How do you find the domain and range of #y=(2x)/(x+9)#?

1 Answer
Apr 9, 2018

Answer:

#D: (-oo,-9)uu(-9,oo)#
#R: (-oo, 2)uu(2,oo)#

Explanation:

I know this is an extremely long answer, but hear me out.

First, to find the domain of a function, we must take note of any discontinuities that occur. In other words, we have to find impossibilities in the function. Most of the time, this will take the form of #x-:0# (it is impossible in mathematics to divide by 0 if you don't know). Discontinuities can either be removable or non removable.

Removable discontinuities are "holes" in the graph that are just a sudden break in the line, interrupting only one point. They are identified by a factor being present in both the numerator and denominator. For example, in the function
#y=frac(x^2-1)(x-1)#

we can use the difference of squares to determine that

#y=frac(x^2-1)(x-1) = frac((x-1)(x+1))(x-1)#

Here we now can observe that there is a factor of #(x-1)# in both the numerator and denominator. This creates a hole at the #x# value of 1. In order to find the #y# value of the point, we must cancel out the similar factors and substitute in the #x# value of the point in for all occurrences of #x# in the "revised" equation. Lastly, we solve for #y#, which will give us our #y# coordinate of the "hole"

#y=x+1->y=1+1->y=2#

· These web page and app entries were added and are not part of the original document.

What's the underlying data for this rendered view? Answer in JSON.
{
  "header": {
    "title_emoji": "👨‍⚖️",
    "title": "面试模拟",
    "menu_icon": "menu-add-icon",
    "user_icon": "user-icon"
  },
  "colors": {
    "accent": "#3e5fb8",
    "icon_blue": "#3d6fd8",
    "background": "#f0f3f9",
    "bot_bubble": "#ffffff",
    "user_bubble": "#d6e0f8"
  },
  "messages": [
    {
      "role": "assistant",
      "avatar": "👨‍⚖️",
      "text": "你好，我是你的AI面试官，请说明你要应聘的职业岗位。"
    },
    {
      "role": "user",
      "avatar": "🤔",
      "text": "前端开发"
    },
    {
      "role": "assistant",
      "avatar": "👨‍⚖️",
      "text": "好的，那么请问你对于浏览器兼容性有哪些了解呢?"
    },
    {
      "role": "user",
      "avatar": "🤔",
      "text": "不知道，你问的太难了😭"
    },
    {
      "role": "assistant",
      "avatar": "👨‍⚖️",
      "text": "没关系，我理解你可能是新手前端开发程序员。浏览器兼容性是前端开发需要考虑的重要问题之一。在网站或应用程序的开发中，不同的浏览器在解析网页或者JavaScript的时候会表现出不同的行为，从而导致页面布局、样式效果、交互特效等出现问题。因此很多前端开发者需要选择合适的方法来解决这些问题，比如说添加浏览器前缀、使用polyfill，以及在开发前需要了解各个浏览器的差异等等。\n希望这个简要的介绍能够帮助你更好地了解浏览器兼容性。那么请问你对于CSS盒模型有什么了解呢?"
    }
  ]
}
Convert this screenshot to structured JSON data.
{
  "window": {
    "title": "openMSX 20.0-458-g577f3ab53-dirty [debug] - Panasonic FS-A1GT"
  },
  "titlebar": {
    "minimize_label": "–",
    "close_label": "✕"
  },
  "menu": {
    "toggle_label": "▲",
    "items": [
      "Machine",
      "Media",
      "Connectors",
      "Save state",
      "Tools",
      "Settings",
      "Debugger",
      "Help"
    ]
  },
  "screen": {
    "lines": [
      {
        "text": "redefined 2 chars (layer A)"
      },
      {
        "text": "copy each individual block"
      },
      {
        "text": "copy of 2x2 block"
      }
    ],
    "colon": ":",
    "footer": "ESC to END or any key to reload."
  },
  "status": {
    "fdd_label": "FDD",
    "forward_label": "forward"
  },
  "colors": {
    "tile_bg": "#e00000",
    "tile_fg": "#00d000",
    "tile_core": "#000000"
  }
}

Non removable discontinuities create vertical asymptotes in the graph that interrupt the points before and after the point that doesn't exist. This what the equation you stated concerns. In order to determine the location of such asymptotes. We will have to find any values of #x# where the denominator can equal 0. In your equation, your denominator was:

#x+9#

Using basic algebra, we can determine that the in order for the denominator to equal 0, #x# must equal -9. -9, in this case, is the #x# value of your vertical asymptote.

After finding all types of discontinuities in the graph, we can write our domain around them using our friend, the union sign: #uu#.

#(-oo,-9)uu(-9,oo)#

For determining the range of the function, there are three rules which describe the end behavior of functions. However, there is one that applies to yours, it is, in a more casual way:

If the largest powers of the variables in the numerator and denominator are equal, then there is an asymptote at #y=#the division of the coefficients for those variables.

In terms of your equation, the powers of your largest power variables are equal, so I divide the coefficients of 2 and 1 to get #y=2#. That is your horizontal asymptote. For most functions, it will not be crossed. Therefore, we can write the range around it:

#(-oo, 2)uu(2,oo)#